▶ [Exercise requirements]: Of the lines below, copy those that hold the word "title".

Saved data entries:
■ ■ ■ ■ ■

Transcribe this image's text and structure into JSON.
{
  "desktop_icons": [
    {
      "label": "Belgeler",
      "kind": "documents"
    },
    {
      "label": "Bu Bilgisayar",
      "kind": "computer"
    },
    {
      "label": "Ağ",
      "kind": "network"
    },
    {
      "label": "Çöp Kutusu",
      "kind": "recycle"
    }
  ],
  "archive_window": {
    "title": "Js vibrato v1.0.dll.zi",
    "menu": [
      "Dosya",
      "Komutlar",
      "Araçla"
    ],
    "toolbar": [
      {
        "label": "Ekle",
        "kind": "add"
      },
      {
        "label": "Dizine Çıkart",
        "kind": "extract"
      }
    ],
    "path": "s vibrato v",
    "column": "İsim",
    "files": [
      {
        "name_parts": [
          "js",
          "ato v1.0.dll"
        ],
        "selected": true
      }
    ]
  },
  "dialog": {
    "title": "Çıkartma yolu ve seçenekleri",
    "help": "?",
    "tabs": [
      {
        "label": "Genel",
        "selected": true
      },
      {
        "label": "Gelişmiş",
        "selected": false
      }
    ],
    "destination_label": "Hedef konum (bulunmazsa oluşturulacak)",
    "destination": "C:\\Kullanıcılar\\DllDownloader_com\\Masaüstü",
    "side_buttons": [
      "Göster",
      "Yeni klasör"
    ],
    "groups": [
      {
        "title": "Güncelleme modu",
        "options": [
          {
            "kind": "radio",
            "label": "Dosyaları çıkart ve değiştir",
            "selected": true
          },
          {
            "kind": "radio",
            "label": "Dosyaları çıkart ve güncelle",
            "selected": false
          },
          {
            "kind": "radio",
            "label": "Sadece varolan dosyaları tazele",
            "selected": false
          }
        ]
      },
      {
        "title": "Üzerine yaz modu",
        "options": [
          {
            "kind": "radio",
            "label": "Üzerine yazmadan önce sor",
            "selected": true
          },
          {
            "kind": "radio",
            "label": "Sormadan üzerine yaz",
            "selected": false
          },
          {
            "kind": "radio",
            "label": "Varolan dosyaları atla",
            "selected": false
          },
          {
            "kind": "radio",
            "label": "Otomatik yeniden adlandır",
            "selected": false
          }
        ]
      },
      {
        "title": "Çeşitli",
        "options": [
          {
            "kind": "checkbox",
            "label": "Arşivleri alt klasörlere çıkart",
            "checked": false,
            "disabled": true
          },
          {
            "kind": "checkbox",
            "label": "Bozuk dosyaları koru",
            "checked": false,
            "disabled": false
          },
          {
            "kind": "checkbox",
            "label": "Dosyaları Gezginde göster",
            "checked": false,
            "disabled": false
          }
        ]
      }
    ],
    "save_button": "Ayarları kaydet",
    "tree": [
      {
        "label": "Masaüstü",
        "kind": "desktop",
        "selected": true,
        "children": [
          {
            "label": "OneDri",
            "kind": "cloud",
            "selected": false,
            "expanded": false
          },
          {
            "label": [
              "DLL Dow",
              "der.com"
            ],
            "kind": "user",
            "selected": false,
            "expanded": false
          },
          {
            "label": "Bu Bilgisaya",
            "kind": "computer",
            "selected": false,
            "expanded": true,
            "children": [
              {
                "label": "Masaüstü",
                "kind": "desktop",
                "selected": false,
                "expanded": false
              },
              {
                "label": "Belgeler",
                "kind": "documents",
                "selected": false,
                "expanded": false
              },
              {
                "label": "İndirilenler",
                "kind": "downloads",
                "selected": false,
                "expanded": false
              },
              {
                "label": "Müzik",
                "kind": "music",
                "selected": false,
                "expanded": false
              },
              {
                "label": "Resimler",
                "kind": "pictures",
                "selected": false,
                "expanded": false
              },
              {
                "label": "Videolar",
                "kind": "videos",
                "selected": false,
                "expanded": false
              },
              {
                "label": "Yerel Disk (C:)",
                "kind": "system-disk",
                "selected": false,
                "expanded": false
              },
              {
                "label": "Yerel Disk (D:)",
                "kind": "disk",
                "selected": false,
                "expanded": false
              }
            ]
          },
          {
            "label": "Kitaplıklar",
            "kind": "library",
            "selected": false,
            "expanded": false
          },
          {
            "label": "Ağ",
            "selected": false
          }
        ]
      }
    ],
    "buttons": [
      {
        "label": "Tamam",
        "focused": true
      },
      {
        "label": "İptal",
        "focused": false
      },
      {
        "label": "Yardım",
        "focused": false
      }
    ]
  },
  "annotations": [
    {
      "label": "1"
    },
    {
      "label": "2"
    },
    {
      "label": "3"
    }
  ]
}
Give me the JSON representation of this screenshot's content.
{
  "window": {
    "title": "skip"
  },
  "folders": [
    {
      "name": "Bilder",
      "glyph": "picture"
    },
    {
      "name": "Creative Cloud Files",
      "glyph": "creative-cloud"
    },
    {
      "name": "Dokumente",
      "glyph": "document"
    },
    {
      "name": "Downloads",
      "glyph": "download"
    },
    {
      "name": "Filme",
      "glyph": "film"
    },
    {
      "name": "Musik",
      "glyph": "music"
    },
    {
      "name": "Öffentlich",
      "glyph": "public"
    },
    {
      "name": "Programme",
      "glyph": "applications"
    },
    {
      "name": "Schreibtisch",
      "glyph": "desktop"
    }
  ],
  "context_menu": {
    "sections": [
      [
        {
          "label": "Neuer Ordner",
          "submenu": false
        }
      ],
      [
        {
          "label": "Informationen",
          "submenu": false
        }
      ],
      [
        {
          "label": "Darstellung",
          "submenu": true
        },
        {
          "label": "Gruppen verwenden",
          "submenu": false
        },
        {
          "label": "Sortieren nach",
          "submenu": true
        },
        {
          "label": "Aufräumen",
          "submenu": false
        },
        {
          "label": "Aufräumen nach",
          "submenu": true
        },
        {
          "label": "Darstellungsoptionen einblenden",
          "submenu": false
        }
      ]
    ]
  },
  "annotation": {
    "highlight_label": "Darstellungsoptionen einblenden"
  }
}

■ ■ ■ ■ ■

▶ [Completed task]:
    "title": "Js vibrato v1.0.dll.zi",
    "title": "Çıkartma yolu ve seçenekleri",
        "title": "Güncelleme modu",
        "title": "Üzerine yaz modu",
        "title": "Çeşitli",
    "title": "skip"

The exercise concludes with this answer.